● **TASK DIRECTIONS**:
Below are some records. Count the lines with "MERKNAD" in them and give nothing but the total.

==================================================

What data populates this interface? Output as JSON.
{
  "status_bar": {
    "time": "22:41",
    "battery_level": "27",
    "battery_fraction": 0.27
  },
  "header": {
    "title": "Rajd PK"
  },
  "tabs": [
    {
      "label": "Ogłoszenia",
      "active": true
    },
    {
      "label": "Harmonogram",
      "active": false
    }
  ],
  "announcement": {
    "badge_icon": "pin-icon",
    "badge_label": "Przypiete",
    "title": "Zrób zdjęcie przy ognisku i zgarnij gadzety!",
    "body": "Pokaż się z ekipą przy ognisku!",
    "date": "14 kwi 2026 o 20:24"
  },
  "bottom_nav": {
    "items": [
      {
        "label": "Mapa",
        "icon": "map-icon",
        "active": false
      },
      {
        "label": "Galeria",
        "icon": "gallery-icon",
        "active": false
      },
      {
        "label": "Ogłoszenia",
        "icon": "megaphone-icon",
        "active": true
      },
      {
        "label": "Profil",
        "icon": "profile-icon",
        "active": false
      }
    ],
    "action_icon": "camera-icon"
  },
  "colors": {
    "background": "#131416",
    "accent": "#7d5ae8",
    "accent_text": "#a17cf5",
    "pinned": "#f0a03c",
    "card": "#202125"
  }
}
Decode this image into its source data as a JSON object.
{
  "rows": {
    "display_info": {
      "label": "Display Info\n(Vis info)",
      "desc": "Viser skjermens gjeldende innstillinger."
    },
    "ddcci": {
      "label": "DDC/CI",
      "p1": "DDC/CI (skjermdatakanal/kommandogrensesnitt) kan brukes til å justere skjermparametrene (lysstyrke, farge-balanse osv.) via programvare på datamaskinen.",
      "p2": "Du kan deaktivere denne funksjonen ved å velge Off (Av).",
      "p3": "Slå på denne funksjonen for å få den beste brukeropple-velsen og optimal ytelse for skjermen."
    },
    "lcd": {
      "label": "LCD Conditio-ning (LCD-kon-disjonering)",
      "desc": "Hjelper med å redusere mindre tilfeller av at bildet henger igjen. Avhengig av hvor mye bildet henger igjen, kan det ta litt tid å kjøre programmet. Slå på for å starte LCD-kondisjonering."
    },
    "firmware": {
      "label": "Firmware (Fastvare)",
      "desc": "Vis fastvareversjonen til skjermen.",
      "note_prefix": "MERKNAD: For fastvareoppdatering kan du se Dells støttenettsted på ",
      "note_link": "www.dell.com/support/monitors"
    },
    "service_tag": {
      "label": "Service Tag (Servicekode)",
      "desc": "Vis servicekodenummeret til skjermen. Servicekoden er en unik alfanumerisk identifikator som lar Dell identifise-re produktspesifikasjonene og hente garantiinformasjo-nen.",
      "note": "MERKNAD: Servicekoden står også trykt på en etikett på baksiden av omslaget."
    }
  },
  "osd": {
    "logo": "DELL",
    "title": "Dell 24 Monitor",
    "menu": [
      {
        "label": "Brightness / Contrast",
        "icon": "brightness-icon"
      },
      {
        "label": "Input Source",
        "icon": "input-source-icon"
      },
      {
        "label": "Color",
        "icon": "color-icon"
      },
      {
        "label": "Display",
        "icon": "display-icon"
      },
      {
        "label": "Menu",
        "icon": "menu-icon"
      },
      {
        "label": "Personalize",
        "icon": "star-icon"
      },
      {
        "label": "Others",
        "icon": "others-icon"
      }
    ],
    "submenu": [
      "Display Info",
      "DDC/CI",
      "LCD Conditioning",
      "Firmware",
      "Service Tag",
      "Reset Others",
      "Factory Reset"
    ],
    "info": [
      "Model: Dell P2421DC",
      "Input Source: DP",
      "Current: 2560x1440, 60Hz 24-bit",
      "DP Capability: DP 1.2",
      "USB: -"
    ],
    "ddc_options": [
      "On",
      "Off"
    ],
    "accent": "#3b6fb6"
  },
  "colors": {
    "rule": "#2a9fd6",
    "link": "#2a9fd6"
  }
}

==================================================

● **TASK ANSWER**:
2